== WHAT YOU ARE ASKED TO DO ==
The exercise calls for exact output of the lines between the one that contains "Read all visible content and emit it as JSON." and the end of the data, with both ends kept and pictures left out.

== EXERCISE INPUTS ==
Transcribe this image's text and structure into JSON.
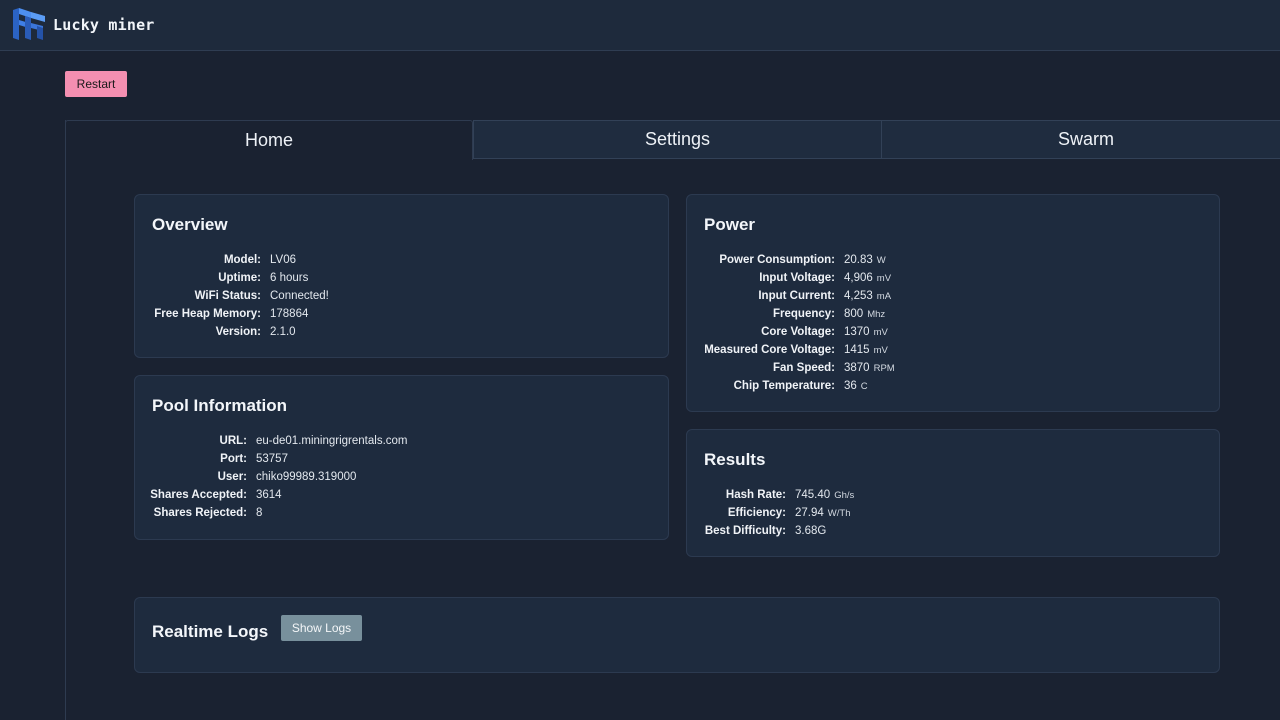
{
  "brand": {
    "name": "Lucky miner"
  },
  "actions": {
    "restart_label": "Restart"
  },
  "tabs": [
    {
      "label": "Home",
      "active": true
    },
    {
      "label": "Settings",
      "active": false
    },
    {
      "label": "Swarm",
      "active": false
    }
  ],
  "overview": {
    "title": "Overview",
    "rows": [
      {
        "key": "Model:",
        "value": "LV06"
      },
      {
        "key": "Uptime:",
        "value": "6 hours"
      },
      {
        "key": "WiFi Status:",
        "value": "Connected!"
      },
      {
        "key": "Free Heap Memory:",
        "value": "178864"
      },
      {
        "key": "Version:",
        "value": "2.1.0"
      }
    ]
  },
  "pool": {
    "title": "Pool Information",
    "rows": [
      {
        "key": "URL:",
        "value": "eu-de01.miningrigrentals.com"
      },
      {
        "key": "Port:",
        "value": "53757"
      },
      {
        "key": "User:",
        "value": "chiko99989.319000"
      },
      {
        "key": "Shares Accepted:",
        "value": "3614"
      },
      {
        "key": "Shares Rejected:",
        "value": "8"
      }
    ]
  },
  "power": {
    "title": "Power",
    "rows": [
      {
        "key": "Power Consumption:",
        "value": "20.83",
        "unit": "W"
      },
      {
        "key": "Input Voltage:",
        "value": "4,906",
        "unit": "mV"
      },
      {
        "key": "Input Current:",
        "value": "4,253",
        "unit": "mA"
      },
      {
        "key": "Frequency:",
        "value": "800",
        "unit": "Mhz"
      },
      {
        "key": "Core Voltage:",
        "value": "1370",
        "unit": "mV"
      },
      {
        "key": "Measured Core Voltage:",
        "value": "1415",
        "unit": "mV"
      },
      {
        "key": "Fan Speed:",
        "value": "3870",
        "unit": "RPM"
      },
      {
        "key": "Chip Temperature:",
        "value": "36",
        "unit": "C"
      }
    ]
  },
  "results": {
    "title": "Results",
    "rows": [
      {
        "key": "Hash Rate:",
        "value": "745.40",
        "unit": "Gh/s"
      },
      {
        "key": "Efficiency:",
        "value": "27.94",
        "unit": "W/Th"
      },
      {
        "key": "Best Difficulty:",
        "value": "3.68G"
      }
    ]
  },
  "logs": {
    "title": "Realtime Logs",
    "show_logs_label": "Show Logs"
  },
  "colors": {
    "page_bg": "#1a2231",
    "card_bg": "#1e2b3e",
    "restart_button": "#f48fb1",
    "show_logs_button": "#78909c",
    "logo_blue": "#2f6fd6"
  }
}
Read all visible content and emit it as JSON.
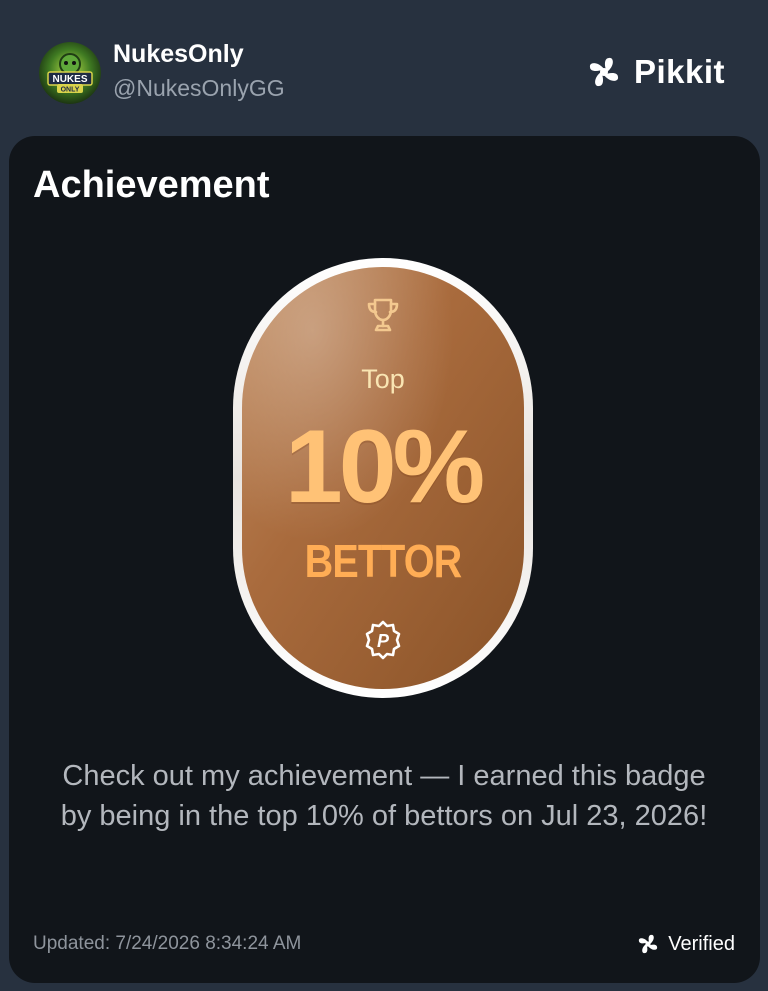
{
  "header": {
    "user_name": "NukesOnly",
    "user_handle": "@NukesOnlyGG",
    "avatar_text_1": "NUKES",
    "avatar_text_2": "ONLY",
    "brand_name": "Pikkit",
    "brand_icon": "clover-icon"
  },
  "card": {
    "title": "Achievement",
    "badge": {
      "icon_top": "trophy-icon",
      "top_label": "Top",
      "percent": "10%",
      "bettor_label": "BETTOR",
      "icon_bottom": "p-badge-icon",
      "bottom_glyph": "P"
    },
    "description": "Check out my achievement — I earned this badge by being in the top 10% of bettors on Jul 23, 2026!",
    "updated": "Updated: 7/24/2026 8:34:24 AM",
    "verified_label": "Verified",
    "verified_icon": "clover-icon"
  },
  "colors": {
    "page_bg": "#27313f",
    "card_bg": "#11151a",
    "badge_bronze": "#a4693b",
    "badge_text": "#ffc276"
  }
}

== EXERCISE SOLUTION ==
Read all visible content and emit it as JSON.
{
  "header": {
    "user_name": "NukesOnly",
    "user_handle": "@NukesOnlyGG",
    "avatar_text_1": "NUKES",
    "avatar_text_2": "ONLY",
    "brand_name": "Pikkit",
    "brand_icon": "clover-icon"
  },
  "card": {
    "title": "Achievement",
    "badge": {
      "icon_top": "trophy-icon",
      "top_label": "Top",
      "percent": "10%",
      "bettor_label": "BETTOR",
      "icon_bottom": "p-badge-icon",
      "bottom_glyph": "P"
    },
    "description": "Check out my achievement — I earned this badge by being in the top 10% of bettors on Jul 23, 2026!",
    "updated": "Updated: 7/24/2026 8:34:24 AM",
    "verified_label": "Verified",
    "verified_icon": "clover-icon"
  },
  "colors": {
    "page_bg": "#27313f",
    "card_bg": "#11151a",
    "badge_bronze": "#a4693b",
    "badge_text": "#ffc276"
  }
}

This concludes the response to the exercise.